## Materials provided

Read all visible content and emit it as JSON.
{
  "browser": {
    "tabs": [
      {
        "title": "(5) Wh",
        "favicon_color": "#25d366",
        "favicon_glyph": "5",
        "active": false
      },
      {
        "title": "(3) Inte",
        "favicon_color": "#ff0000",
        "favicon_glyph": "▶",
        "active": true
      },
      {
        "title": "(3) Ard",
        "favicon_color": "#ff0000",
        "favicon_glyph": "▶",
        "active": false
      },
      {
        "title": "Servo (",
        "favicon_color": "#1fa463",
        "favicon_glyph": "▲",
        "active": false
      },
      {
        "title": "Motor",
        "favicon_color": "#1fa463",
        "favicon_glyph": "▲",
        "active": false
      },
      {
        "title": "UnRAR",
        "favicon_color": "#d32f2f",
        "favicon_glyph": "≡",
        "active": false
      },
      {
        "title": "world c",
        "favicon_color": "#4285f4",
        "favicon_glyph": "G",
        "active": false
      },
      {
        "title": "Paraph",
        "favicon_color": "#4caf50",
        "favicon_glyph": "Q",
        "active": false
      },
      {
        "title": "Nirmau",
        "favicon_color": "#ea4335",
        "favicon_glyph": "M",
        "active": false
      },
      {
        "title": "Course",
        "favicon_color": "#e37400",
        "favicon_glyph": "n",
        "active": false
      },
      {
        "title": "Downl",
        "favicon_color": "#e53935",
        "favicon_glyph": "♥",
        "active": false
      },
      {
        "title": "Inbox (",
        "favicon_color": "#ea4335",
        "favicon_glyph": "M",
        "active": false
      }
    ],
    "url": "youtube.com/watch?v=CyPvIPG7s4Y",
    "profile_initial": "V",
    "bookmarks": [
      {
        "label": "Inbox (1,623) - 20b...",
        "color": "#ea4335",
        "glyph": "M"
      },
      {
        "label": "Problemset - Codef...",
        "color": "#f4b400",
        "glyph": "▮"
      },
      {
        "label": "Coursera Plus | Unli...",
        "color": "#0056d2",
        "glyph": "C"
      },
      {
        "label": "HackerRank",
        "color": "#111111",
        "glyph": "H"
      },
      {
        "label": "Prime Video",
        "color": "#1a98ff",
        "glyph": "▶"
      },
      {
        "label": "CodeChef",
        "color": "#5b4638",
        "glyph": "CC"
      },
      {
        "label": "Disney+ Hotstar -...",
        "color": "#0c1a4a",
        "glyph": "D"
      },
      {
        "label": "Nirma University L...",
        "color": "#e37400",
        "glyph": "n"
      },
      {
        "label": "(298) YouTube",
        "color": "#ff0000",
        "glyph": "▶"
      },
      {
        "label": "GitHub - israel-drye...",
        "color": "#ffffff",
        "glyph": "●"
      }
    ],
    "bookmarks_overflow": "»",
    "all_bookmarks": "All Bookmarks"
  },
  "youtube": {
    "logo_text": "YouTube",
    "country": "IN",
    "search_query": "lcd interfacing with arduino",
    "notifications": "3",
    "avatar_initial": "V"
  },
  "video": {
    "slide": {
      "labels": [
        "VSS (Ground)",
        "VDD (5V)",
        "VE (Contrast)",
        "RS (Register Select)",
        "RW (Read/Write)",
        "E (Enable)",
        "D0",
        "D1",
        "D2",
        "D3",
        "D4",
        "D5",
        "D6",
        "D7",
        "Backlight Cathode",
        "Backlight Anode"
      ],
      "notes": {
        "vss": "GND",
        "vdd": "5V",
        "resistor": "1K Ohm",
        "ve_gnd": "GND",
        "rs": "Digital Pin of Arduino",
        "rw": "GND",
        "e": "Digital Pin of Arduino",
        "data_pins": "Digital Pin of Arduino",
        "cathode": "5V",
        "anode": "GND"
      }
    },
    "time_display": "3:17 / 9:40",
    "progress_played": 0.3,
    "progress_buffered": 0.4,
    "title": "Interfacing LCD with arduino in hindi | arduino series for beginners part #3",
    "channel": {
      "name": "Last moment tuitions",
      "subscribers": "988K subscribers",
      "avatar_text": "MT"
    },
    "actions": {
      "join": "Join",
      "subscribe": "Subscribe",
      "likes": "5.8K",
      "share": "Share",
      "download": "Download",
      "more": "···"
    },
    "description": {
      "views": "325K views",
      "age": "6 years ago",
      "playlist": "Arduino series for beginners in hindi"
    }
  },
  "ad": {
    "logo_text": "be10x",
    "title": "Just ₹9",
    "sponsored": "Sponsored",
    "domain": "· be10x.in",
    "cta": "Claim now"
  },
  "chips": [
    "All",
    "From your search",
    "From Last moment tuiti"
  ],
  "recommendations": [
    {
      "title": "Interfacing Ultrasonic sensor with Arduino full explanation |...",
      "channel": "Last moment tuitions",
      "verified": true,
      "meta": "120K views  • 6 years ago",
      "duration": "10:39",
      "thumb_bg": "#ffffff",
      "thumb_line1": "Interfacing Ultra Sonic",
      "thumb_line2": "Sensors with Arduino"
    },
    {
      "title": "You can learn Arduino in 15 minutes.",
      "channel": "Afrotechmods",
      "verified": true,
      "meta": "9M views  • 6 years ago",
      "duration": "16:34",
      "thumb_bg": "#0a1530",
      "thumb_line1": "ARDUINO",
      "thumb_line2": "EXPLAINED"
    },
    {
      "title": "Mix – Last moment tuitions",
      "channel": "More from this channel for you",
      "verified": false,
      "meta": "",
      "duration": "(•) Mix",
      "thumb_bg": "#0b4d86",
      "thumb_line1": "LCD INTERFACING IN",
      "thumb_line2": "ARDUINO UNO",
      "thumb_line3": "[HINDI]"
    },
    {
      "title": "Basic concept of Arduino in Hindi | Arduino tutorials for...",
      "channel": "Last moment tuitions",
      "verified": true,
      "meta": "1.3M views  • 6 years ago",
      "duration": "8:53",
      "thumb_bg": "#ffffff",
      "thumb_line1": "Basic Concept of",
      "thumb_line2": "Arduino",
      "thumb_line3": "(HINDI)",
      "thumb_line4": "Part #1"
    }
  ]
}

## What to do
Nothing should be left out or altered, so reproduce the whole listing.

## Written solution
Read all visible content and emit it as JSON.
{
  "browser": {
    "tabs": [
      {
        "title": "(5) Wh",
        "favicon_color": "#25d366",
        "favicon_glyph": "5",
        "active": false
      },
      {
        "title": "(3) Inte",
        "favicon_color": "#ff0000",
        "favicon_glyph": "▶",
        "active": true
      },
      {
        "title": "(3) Ard",
        "favicon_color": "#ff0000",
        "favicon_glyph": "▶",
        "active": false
      },
      {
        "title": "Servo (",
        "favicon_color": "#1fa463",
        "favicon_glyph": "▲",
        "active": false
      },
      {
        "title": "Motor",
        "favicon_color": "#1fa463",
        "favicon_glyph": "▲",
        "active": false
      },
      {
        "title": "UnRAR",
        "favicon_color": "#d32f2f",
        "favicon_glyph": "≡",
        "active": false
      },
      {
        "title": "world c",
        "favicon_color": "#4285f4",
        "favicon_glyph": "G",
        "active": false
      },
      {
        "title": "Paraph",
        "favicon_color": "#4caf50",
        "favicon_glyph": "Q",
        "active": false
      },
      {
        "title": "Nirmau",
        "favicon_color": "#ea4335",
        "favicon_glyph": "M",
        "active": false
      },
      {
        "title": "Course",
        "favicon_color": "#e37400",
        "favicon_glyph": "n",
        "active": false
      },
      {
        "title": "Downl",
        "favicon_color": "#e53935",
        "favicon_glyph": "♥",
        "active": false
      },
      {
        "title": "Inbox (",
        "favicon_color": "#ea4335",
        "favicon_glyph": "M",
        "active": false
      }
    ],
    "url": "youtube.com/watch?v=CyPvIPG7s4Y",
    "profile_initial": "V",
    "bookmarks": [
      {
        "label": "Inbox (1,623) - 20b...",
        "color": "#ea4335",
        "glyph": "M"
      },
      {
        "label": "Problemset - Codef...",
        "color": "#f4b400",
        "glyph": "▮"
      },
      {
        "label": "Coursera Plus | Unli...",
        "color": "#0056d2",
        "glyph": "C"
      },
      {
        "label": "HackerRank",
        "color": "#111111",
        "glyph": "H"
      },
      {
        "label": "Prime Video",
        "color": "#1a98ff",
        "glyph": "▶"
      },
      {
        "label": "CodeChef",
        "color": "#5b4638",
        "glyph": "CC"
      },
      {
        "label": "Disney+ Hotstar -...",
        "color": "#0c1a4a",
        "glyph": "D"
      },
      {
        "label": "Nirma University L...",
        "color": "#e37400",
        "glyph": "n"
      },
      {
        "label": "(298) YouTube",
        "color": "#ff0000",
        "glyph": "▶"
      },
      {
        "label": "GitHub - israel-drye...",
        "color": "#ffffff",
        "glyph": "●"
      }
    ],
    "bookmarks_overflow": "»",
    "all_bookmarks": "All Bookmarks"
  },
  "youtube": {
    "logo_text": "YouTube",
    "country": "IN",
    "search_query": "lcd interfacing with arduino",
    "notifications": "3",
    "avatar_initial": "V"
  },
  "video": {
    "slide": {
      "labels": [
        "VSS (Ground)",
        "VDD (5V)",
        "VE (Contrast)",
        "RS (Register Select)",
        "RW (Read/Write)",
        "E (Enable)",
        "D0",
        "D1",
        "D2",
        "D3",
        "D4",
        "D5",
        "D6",
        "D7",
        "Backlight Cathode",
        "Backlight Anode"
      ],
      "notes": {
        "vss": "GND",
        "vdd": "5V",
        "resistor": "1K Ohm",
        "ve_gnd": "GND",
        "rs": "Digital Pin of Arduino",
        "rw": "GND",
        "e": "Digital Pin of Arduino",
        "data_pins": "Digital Pin of Arduino",
        "cathode": "5V",
        "anode": "GND"
      }
    },
    "time_display": "3:17 / 9:40",
    "progress_played": 0.3,
    "progress_buffered": 0.4,
    "title": "Interfacing LCD with arduino in hindi | arduino series for beginners part #3",
    "channel": {
      "name": "Last moment tuitions",
      "subscribers": "988K subscribers",
      "avatar_text": "MT"
    },
    "actions": {
      "join": "Join",
      "subscribe": "Subscribe",
      "likes": "5.8K",
      "share": "Share",
      "download": "Download",
      "more": "···"
    },
    "description": {
      "views": "325K views",
      "age": "6 years ago",
      "playlist": "Arduino series for beginners in hindi"
    }
  },
  "ad": {
    "logo_text": "be10x",
    "title": "Just ₹9",
    "sponsored": "Sponsored",
    "domain": "· be10x.in",
    "cta": "Claim now"
  },
  "chips": [
    "All",
    "From your search",
    "From Last moment tuiti"
  ],
  "recommendations": [
    {
      "title": "Interfacing Ultrasonic sensor with Arduino full explanation |...",
      "channel": "Last moment tuitions",
      "verified": true,
      "meta": "120K views  • 6 years ago",
      "duration": "10:39",
      "thumb_bg": "#ffffff",
      "thumb_line1": "Interfacing Ultra Sonic",
      "thumb_line2": "Sensors with Arduino"
    },
    {
      "title": "You can learn Arduino in 15 minutes.",
      "channel": "Afrotechmods",
      "verified": true,
      "meta": "9M views  • 6 years ago",
      "duration": "16:34",
      "thumb_bg": "#0a1530",
      "thumb_line1": "ARDUINO",
      "thumb_line2": "EXPLAINED"
    },
    {
      "title": "Mix – Last moment tuitions",
      "channel": "More from this channel for you",
      "verified": false,
      "meta": "",
      "duration": "(•) Mix",
      "thumb_bg": "#0b4d86",
      "thumb_line1": "LCD INTERFACING IN",
      "thumb_line2": "ARDUINO UNO",
      "thumb_line3": "[HINDI]"
    },
    {
      "title": "Basic concept of Arduino in Hindi | Arduino tutorials for...",
      "channel": "Last moment tuitions",
      "verified": true,
      "meta": "1.3M views  • 6 years ago",
      "duration": "8:53",
      "thumb_bg": "#ffffff",
      "thumb_line1": "Basic Concept of",
      "thumb_line2": "Arduino",
      "thumb_line3": "(HINDI)",
      "thumb_line4": "Part #1"
    }
  ]
}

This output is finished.